Federal Reserve Chairman Ben Bernanke addressed the National Association for Business Economics on Monday for the first time since 2008. Speaking in Arlington, Va., Bernanke told the group that the U.S. job market remains weak despite three months of strong hiring.
That view helps explain why the Fed plans to keep short-term interest rates at record lows through 2014, Bernanke suggested.
Here's a snapshot of the NABE:
HISTORY: The National Association for Business Economics is an organization of business economists and others who use economics professionally. It was founded in 1959.
MEMBERSHIP: The group has 2,500 members who work for corporations, universities, the government and trade associations. Former Fed Chairman Alan Greenspan is a past president.
CONFERENCES: The group sponsors two major conferences each year: a spring policy meeting, always held in the Washington, D.C., area; and a fall conference that rotates among cities. A 2001 conference took place at the Marriot World Trade Center during the week of the Sept. 11 attacks. The hotel, part of the World Trade Center complex, was destroyed in the attack. But everyone who attended the conference escaped safely. This year, the NABE will hold its fall meeting in New York for the first time since then.
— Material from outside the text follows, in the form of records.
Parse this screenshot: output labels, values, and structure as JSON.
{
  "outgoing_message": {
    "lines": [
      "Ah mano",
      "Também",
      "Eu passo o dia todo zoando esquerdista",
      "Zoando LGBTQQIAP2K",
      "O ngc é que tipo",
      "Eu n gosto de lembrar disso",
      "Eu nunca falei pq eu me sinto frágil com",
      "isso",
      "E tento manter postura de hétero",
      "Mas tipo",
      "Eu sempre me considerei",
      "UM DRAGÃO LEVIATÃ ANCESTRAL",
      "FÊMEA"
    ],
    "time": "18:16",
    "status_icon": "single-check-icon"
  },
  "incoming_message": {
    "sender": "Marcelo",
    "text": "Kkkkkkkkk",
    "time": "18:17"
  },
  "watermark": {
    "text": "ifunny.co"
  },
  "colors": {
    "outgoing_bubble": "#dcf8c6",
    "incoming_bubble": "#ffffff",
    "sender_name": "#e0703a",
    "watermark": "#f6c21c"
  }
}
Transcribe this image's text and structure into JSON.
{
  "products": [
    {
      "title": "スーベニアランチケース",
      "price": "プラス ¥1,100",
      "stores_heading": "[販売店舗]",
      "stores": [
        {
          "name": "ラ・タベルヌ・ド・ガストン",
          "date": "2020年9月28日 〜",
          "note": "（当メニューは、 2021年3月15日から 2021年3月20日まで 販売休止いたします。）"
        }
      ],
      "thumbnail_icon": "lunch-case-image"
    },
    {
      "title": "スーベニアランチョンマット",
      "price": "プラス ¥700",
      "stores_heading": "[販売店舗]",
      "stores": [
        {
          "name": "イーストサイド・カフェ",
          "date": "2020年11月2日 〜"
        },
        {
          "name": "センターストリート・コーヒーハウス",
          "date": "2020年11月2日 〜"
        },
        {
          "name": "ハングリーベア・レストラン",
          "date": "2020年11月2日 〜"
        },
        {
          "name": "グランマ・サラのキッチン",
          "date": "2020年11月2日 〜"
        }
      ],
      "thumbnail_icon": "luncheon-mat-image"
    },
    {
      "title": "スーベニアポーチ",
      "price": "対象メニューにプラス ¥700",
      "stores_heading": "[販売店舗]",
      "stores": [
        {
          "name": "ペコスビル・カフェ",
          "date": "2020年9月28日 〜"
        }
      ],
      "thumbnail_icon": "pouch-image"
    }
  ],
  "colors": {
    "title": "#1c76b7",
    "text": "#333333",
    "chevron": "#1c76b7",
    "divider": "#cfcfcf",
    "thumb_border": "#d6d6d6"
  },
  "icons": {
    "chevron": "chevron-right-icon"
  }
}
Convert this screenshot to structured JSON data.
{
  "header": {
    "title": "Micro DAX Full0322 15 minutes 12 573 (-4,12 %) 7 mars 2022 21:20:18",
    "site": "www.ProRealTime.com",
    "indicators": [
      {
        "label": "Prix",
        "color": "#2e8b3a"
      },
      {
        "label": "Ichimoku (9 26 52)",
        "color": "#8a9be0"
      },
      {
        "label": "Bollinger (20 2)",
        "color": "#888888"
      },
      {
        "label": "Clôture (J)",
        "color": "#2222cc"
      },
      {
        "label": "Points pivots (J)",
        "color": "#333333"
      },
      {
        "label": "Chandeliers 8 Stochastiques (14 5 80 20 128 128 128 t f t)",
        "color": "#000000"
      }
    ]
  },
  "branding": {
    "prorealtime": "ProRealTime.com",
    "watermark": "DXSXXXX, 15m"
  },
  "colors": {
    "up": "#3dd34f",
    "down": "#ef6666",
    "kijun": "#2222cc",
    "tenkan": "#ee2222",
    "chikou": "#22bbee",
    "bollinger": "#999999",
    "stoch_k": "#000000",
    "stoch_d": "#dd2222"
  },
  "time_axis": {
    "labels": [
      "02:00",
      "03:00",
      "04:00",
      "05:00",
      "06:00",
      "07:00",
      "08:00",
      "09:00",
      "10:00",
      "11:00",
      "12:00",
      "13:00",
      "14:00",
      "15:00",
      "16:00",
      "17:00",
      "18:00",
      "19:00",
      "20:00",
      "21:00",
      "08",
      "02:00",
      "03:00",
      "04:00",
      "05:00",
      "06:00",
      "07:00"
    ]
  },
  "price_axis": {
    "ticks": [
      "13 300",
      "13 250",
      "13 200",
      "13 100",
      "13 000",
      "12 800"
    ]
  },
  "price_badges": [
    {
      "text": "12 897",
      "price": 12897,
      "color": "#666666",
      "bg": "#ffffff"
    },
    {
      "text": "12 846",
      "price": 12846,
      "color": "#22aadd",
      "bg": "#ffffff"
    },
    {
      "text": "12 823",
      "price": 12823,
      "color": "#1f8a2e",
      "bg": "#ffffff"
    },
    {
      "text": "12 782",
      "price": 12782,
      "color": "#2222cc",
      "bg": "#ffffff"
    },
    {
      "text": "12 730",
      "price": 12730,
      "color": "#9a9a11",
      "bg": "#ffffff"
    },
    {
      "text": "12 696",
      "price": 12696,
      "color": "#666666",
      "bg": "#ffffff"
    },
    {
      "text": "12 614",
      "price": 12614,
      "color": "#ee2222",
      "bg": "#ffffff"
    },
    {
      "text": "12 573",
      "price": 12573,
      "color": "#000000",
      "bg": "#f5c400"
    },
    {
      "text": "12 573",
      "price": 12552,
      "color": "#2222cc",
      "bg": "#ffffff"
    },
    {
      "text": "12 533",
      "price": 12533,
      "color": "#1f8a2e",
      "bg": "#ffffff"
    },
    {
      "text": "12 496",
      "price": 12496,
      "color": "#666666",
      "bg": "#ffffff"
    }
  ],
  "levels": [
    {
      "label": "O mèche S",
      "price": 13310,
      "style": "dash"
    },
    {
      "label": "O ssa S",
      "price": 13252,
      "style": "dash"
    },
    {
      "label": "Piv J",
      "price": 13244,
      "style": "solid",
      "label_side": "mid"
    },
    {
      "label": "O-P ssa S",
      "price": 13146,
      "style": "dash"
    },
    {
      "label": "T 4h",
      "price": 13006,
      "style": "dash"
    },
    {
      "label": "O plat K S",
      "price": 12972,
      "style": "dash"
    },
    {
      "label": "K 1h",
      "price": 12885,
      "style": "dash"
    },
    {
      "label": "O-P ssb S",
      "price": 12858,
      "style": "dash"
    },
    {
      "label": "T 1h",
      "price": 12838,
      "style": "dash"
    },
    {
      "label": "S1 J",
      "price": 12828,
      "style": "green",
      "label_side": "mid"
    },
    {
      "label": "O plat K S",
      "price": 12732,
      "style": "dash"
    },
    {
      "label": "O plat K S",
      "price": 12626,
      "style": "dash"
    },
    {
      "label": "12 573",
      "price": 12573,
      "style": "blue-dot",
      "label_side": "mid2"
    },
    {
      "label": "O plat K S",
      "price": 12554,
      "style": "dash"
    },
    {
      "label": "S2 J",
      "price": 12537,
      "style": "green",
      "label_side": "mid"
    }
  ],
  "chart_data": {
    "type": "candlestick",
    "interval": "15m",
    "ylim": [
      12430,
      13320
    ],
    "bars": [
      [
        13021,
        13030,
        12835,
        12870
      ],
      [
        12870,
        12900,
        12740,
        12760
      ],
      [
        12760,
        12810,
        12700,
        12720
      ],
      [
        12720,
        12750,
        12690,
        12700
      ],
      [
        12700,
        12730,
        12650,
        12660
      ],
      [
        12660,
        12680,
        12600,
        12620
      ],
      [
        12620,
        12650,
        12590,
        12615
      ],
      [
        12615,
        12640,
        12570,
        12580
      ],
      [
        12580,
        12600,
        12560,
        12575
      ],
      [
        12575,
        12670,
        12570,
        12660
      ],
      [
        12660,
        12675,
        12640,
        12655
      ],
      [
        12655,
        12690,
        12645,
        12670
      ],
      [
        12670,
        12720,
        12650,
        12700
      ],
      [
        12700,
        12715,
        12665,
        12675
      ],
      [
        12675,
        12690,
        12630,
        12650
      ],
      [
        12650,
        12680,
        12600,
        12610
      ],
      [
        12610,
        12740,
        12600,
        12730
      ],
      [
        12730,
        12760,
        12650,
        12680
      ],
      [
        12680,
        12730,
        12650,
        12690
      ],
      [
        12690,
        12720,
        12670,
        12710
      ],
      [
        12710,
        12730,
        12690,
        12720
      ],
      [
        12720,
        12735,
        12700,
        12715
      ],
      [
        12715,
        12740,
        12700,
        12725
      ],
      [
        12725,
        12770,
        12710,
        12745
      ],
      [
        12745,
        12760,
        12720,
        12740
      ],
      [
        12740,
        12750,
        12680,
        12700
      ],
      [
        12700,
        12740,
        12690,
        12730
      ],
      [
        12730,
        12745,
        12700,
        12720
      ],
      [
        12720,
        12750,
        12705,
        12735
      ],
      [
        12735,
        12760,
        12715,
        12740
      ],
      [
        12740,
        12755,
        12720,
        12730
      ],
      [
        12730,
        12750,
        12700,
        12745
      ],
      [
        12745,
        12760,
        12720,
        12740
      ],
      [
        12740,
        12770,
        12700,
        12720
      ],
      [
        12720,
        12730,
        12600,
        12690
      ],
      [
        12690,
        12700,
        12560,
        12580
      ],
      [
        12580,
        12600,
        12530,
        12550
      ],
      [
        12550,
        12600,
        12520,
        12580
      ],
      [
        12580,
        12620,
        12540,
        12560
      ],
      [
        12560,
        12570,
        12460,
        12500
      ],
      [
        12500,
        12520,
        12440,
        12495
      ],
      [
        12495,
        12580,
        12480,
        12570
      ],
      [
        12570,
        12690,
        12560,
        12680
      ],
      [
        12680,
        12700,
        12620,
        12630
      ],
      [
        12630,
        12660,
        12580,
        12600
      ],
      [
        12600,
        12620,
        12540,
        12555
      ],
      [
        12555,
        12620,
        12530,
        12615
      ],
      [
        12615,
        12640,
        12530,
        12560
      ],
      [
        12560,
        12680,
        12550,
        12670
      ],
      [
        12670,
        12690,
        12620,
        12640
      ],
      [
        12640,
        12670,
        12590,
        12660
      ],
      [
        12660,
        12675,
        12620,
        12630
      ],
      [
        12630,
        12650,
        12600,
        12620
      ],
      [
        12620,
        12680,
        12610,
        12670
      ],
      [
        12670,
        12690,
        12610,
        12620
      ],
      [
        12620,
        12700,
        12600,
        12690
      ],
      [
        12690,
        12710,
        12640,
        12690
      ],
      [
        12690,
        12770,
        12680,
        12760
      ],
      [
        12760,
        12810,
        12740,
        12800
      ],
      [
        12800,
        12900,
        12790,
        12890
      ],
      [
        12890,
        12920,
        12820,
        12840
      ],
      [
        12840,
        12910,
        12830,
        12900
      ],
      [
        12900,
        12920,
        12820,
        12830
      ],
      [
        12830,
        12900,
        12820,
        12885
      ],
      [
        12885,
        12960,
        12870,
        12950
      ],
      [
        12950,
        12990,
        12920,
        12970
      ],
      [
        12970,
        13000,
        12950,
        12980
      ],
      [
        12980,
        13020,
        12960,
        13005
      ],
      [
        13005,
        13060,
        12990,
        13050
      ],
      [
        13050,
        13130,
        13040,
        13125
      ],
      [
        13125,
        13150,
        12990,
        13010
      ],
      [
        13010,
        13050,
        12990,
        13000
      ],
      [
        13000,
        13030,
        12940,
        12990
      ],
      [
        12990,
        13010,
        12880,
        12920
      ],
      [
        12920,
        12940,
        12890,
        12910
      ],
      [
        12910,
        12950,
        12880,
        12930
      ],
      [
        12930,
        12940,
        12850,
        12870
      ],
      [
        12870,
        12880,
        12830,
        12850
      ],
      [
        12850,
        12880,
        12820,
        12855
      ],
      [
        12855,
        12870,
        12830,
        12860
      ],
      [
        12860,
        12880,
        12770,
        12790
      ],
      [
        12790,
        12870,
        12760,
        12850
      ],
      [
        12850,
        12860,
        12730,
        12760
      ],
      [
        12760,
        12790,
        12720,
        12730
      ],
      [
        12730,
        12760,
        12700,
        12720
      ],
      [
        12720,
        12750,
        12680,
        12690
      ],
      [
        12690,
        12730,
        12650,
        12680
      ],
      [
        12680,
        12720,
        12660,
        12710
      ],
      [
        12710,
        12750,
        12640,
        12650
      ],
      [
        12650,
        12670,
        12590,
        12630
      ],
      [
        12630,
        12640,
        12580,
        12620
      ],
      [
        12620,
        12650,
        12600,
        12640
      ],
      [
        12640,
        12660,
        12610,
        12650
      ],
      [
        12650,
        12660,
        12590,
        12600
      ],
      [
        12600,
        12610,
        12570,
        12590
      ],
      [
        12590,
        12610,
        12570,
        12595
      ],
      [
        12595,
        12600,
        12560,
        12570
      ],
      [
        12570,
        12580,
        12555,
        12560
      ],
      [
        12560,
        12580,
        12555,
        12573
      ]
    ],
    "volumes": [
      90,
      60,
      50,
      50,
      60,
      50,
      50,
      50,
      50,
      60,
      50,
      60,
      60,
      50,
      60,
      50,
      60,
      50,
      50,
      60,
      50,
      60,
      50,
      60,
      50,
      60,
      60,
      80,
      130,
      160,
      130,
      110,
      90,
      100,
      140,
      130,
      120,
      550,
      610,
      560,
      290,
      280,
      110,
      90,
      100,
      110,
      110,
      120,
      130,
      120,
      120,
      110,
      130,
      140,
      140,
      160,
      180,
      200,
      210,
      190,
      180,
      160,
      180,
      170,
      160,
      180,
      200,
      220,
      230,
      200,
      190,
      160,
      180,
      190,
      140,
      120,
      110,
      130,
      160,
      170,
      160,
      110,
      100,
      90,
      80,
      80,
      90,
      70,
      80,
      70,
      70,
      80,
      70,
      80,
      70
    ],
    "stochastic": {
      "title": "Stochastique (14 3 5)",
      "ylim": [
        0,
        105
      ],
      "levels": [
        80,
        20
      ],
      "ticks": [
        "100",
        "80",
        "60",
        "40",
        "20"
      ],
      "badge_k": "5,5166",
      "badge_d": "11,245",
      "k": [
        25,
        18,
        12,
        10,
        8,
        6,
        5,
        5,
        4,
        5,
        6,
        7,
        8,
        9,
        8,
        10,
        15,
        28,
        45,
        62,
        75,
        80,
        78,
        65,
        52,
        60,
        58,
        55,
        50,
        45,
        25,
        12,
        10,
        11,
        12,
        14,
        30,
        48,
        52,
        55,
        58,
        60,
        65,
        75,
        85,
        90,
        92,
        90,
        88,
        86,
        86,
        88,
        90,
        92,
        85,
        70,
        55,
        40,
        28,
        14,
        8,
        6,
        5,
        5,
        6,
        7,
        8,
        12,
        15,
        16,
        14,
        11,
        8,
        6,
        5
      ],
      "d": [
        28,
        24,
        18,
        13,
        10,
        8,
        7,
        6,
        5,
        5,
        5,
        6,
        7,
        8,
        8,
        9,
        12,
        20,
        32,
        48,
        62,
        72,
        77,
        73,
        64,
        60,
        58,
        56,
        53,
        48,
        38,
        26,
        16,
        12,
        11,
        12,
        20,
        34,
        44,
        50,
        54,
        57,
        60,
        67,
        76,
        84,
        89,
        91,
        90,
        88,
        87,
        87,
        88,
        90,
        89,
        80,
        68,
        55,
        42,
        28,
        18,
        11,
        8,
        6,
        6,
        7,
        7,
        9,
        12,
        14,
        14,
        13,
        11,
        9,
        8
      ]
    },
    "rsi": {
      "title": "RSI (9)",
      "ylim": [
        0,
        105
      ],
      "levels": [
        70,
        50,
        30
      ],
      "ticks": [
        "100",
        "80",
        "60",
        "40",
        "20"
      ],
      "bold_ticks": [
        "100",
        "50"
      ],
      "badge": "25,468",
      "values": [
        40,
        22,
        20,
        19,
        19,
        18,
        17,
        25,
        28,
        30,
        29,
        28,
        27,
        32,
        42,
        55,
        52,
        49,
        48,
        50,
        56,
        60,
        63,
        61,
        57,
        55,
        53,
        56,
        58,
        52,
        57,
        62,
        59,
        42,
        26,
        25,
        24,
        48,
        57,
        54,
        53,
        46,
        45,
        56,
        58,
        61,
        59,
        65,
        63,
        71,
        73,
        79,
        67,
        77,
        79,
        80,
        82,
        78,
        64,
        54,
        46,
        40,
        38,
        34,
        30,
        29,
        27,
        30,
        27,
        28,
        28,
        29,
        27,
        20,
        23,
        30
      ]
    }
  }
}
ATTENDANCE: The current meeting in Arlington has attracted 600 participants, a record for a spring conference. Officials attributed the size mainly to interest in Bernanke's speech.